_INSTRUCTIONS FOR THE TASK_: How many lines of the entries below contain the string "SDSS"? State the number alone.

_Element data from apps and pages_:
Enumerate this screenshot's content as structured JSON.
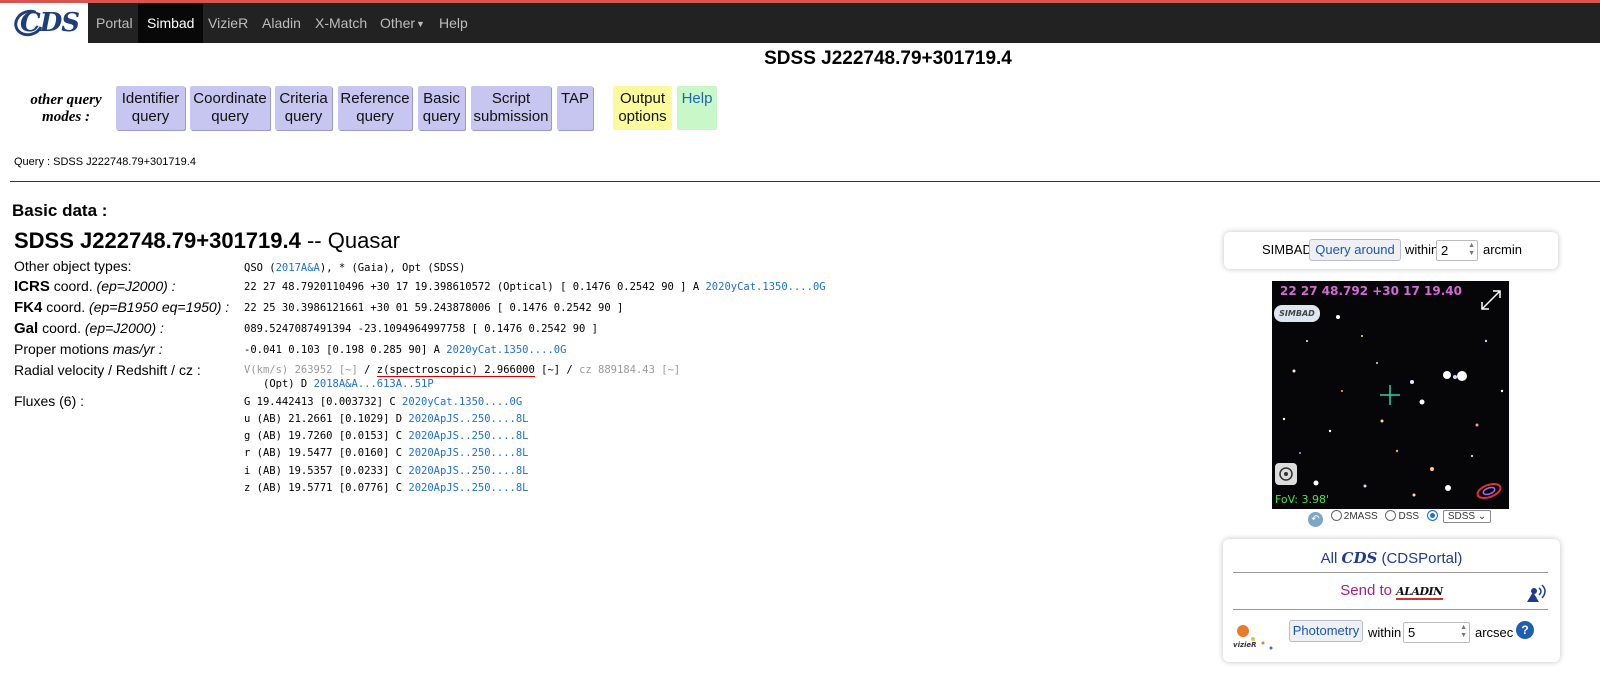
{
  "nav": {
    "items": [
      "Portal",
      "Simbad",
      "VizieR",
      "Aladin",
      "X-Match",
      "Other",
      "Help"
    ],
    "active": "Simbad"
  },
  "title": "SDSS J222748.79+301719.4",
  "query_modes": {
    "label_line1": "other query",
    "label_line2": "modes :",
    "buttons": [
      {
        "l1": "Identifier",
        "l2": "query"
      },
      {
        "l1": "Coordinate",
        "l2": "query"
      },
      {
        "l1": "Criteria",
        "l2": "query"
      },
      {
        "l1": "Reference",
        "l2": "query"
      },
      {
        "l1": "Basic",
        "l2": "query"
      },
      {
        "l1": "Script",
        "l2": "submission"
      },
      {
        "l1": "TAP",
        "l2": ""
      },
      {
        "l1": "Output",
        "l2": "options"
      },
      {
        "l1": "Help",
        "l2": ""
      }
    ]
  },
  "query_text": "Query : SDSS J222748.79+301719.4",
  "basic_data": {
    "header": "Basic data :",
    "object_name": "SDSS J222748.79+301719.4",
    "object_type": "-- Quasar",
    "other_types_label": "Other object types:",
    "other_types": {
      "a": "QSO (",
      "ref": "2017A&A",
      "b": "), * (Gaia), Opt (SDSS)"
    },
    "icrs": {
      "name": "ICRS",
      "mid": " coord. ",
      "ep": "(ep=J2000) :",
      "value": "22 27 48.7920110496 +30 17 19.398610572 (Optical) [ 0.1476 0.2542 90 ] A ",
      "ref": "2020yCat.1350....0G"
    },
    "fk4": {
      "name": "FK4",
      "mid": " coord. ",
      "ep": "(ep=B1950 eq=1950) :",
      "value": "22 25 30.3986121661 +30 01 59.243878006 [ 0.1476 0.2542 90 ]"
    },
    "gal": {
      "name": "Gal",
      "mid": " coord. ",
      "ep": "(ep=J2000) :",
      "value": "089.5247087491394 -23.1094964997758 [ 0.1476 0.2542 90 ]"
    },
    "pm": {
      "label": "Proper motions ",
      "unit": "mas/yr :",
      "value": "-0.041 0.103 [0.198 0.285 90] A ",
      "ref": "2020yCat.1350....0G"
    },
    "rv": {
      "label": "Radial velocity / Redshift / cz :",
      "v": "V(km/s) 263952 [~]",
      "sep1": " / ",
      "z": "z(spectroscopic) 2.966000",
      "z_err": " [~] / ",
      "cz": "cz 889184.43 [~]",
      "line2": "(Opt) D ",
      "ref": "2018A&A...613A..51P"
    },
    "fluxes_label": "Fluxes (6) :",
    "fluxes": [
      {
        "text": "G 19.442413 [0.003732] C ",
        "ref": "2020yCat.1350....0G"
      },
      {
        "text": "u (AB) 21.2661 [0.1029] D ",
        "ref": "2020ApJS..250....8L"
      },
      {
        "text": "g (AB) 19.7260 [0.0153] C ",
        "ref": "2020ApJS..250....8L"
      },
      {
        "text": "r (AB) 19.5477 [0.0160] C ",
        "ref": "2020ApJS..250....8L"
      },
      {
        "text": "i (AB) 19.5357 [0.0233] C ",
        "ref": "2020ApJS..250....8L"
      },
      {
        "text": "z (AB) 19.5771 [0.0776] C ",
        "ref": "2020ApJS..250....8L"
      }
    ]
  },
  "side": {
    "simbad_label": "SIMBAD",
    "query_around": "Query around",
    "within": "within",
    "radius_value": "2",
    "unit_arcmin": "arcmin",
    "sky_coord": "22 27 48.792 +30 17 19.40",
    "simbad_tag": "SIMBAD",
    "fov": "FoV: 3.98'",
    "surveys": [
      "2MASS",
      "DSS",
      "SDSS"
    ],
    "survey_selected": "SDSS",
    "all": "All",
    "cds": "CDS",
    "cdsportal": "(CDSPortal)",
    "send_to": "Send to",
    "aladin": "ALADIN",
    "photometry": "Photometry",
    "within2": "within",
    "phot_value": "5",
    "unit_arcsec": "arcsec",
    "vizier_tag": "vizieR"
  },
  "colors": {
    "link": "#1e6fcf",
    "mode_blue": "#c6c6f1",
    "mode_yellow": "#fbfb9e",
    "mode_green": "#c8f7c8",
    "nav_bg": "#222222"
  }
}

_TASK RESULT_: 6